All posts filed under: fashion

Singapore as fashion capital.

Recently I read with great anticipation and joy (!) about the launch of Couturissimo, the brainchild of Asian Couture Federation (ACF). ACF is founded by Dr. Frank Cintamani, the very gorgeous Emily Hwang. Other amazing talented folks involved in this initiative includes Willabelle (of Pale Division), Benedict Goh and Edison Cross. As we all know, all the above mentioned individuals have close ties to Singapore. Couturissimo is the London based multi-designer label of world-renowned Couturiers creating exclusive couture inspired collections at democratic prices! By “democratic prices”, it means something like getting a Sebastian Gunawan piece for USD490 OMG what is this. What a bold and revolutionary fashion concept. Hyuna was at the Couturissimo launch too! ^^ /Okay end of fangirling. I was just really inspired that ACF is leading so many innovative projects and ideas in fashion! ^^ Anyway, just wanted to do a quick post before I close my day. I was actually rather surprised to find Singapore ranking quite high on the global fashion capital chart–with HongKong and Tokyo just ahead: (Source: Language Monitor) …

Fashion marketing + Why I love the bridal industry.
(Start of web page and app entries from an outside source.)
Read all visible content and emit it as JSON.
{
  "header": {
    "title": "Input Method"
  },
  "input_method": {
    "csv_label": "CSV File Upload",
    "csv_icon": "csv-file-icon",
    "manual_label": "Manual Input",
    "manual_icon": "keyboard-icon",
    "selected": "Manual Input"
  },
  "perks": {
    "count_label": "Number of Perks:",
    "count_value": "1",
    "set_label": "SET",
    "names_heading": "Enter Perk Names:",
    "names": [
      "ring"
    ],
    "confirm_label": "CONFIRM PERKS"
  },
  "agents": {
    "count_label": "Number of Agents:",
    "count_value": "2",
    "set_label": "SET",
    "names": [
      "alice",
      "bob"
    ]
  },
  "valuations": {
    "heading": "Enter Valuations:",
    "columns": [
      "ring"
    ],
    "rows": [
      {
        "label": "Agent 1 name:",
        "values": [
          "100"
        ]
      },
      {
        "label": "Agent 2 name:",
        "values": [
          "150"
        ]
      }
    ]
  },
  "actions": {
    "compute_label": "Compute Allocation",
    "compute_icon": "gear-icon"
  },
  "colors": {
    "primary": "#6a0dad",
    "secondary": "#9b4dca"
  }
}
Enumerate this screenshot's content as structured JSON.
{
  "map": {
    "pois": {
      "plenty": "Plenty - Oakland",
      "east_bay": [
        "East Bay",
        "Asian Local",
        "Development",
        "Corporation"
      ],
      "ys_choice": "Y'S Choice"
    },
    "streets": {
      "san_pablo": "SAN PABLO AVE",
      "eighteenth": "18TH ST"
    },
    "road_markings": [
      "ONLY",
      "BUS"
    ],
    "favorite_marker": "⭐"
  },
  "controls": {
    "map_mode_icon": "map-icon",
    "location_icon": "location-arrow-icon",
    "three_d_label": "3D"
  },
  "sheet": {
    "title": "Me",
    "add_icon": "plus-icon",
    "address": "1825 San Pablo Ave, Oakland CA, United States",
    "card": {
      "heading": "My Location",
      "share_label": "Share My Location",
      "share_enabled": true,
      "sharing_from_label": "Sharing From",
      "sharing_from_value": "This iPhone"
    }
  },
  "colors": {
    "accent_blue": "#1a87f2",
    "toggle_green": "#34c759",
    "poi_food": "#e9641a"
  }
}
Today I want to write about two things close to heart: Fashion marketing and bridal. Most fashion marketers have love-hate relationships with the fashion industry. Sometimes we also see so called “fashion-influencers” or “celebrity-wannabes” spamming/ wearing fast-fashion and simultaneously preaching ethics. Those ignorant know-it-alls make me want to laugh until I drop dead and die. Beneath the feet of beautiful girls are dispersed corpses, unpaid interns by the queues, an entirely business-like industry which operates by demand and supply and pays by market rate. Yeah, go ahead and hate fashion and vanity then. Practise what you preach–“Yes, wasn’t it fairness?” and please do it to the max. *smiles* The fashion/arts/ creative industry isn’t for the meek, nor the faint-hearted. When I was doing my unpaid internship in ANA-Crowne Hotel Hiroshima at the age of 19, I couldn’t take my eyes off the gowns in the bridal department. They call it ブライダル. I love the wedding coordinator, she had such a beautiful smile, and a warm and sincere demeanour. You could sense her positivity from a mile away. Till today I remember …

To be photographed.

Front row of fashion shows; Best dressed person amidst a crowd of people who don’t really care; Charm, charisma, charismatic leadership. Okay, that’s pretty incoherent. But perhaps good looks are useless if you don’t command attention with a purpose. For example, so what if pretty girls are pretty, if they don’t ultimately get what they want (true love, etc?) Practical people dress up at events not to impress (honestly, who cares), but to be photographed. There’s a huge dollar value to that–aka “earned media”. Welcome to the humble world of the public relation-ist.  

Once seen, never unseen.

“Some people think luxury is the opposite of poverty. It is not. It is the opposite of vulgarity.” – Coco Chanel – Can you tell the difference between an off-the-rack suit and a tailored suit? Increasingly, I can. Gosh, these days I even know a little about the difference between MTM and bespoke suits. And that’s akin to increasingly stepping across the boundary between vulgarity and luxury. This…feels the same as the first moment when I saw for myself the difference between point-and-shoot and DSLR. I don’t think I can ever un-see “it” again.

Must you get married in a white wedding dress? Here are some other colours which look really, really good.

“Traditions brings continuity to one’s existence, but this sort of continuity is precisely what has been increasingly lost throughout modernity.” ― Lars Fr. H. Svendsen, A Philosophy of Boredom – Angst. I’m filled with angst. In the past, the “white” in the wedding dress symbolises virginity and innocence. In modern times however, more and more women are sexually active before marriage. So what’s the significance of a white dress, apart from Western tradition? I find that Asian brides usually wear at least two dresses on their big day: A white Western dress + their traditional dresses. This routine is a clear mark of globalisation, and obviously, demonstrates political power of the West over the East. As an illustration of the extent of power, let’s consider this: would there be a day when Western brides start to wear for instance,  white bridal Kimonos as the “norm”? Also, why must we Asian folks do West+ East? Why can’t we do East + East? Like…Peranakan + Chinese? Peranakan’s wedding dresses are very nice for instance: (Source) So you see, fashion is never neutral. Things …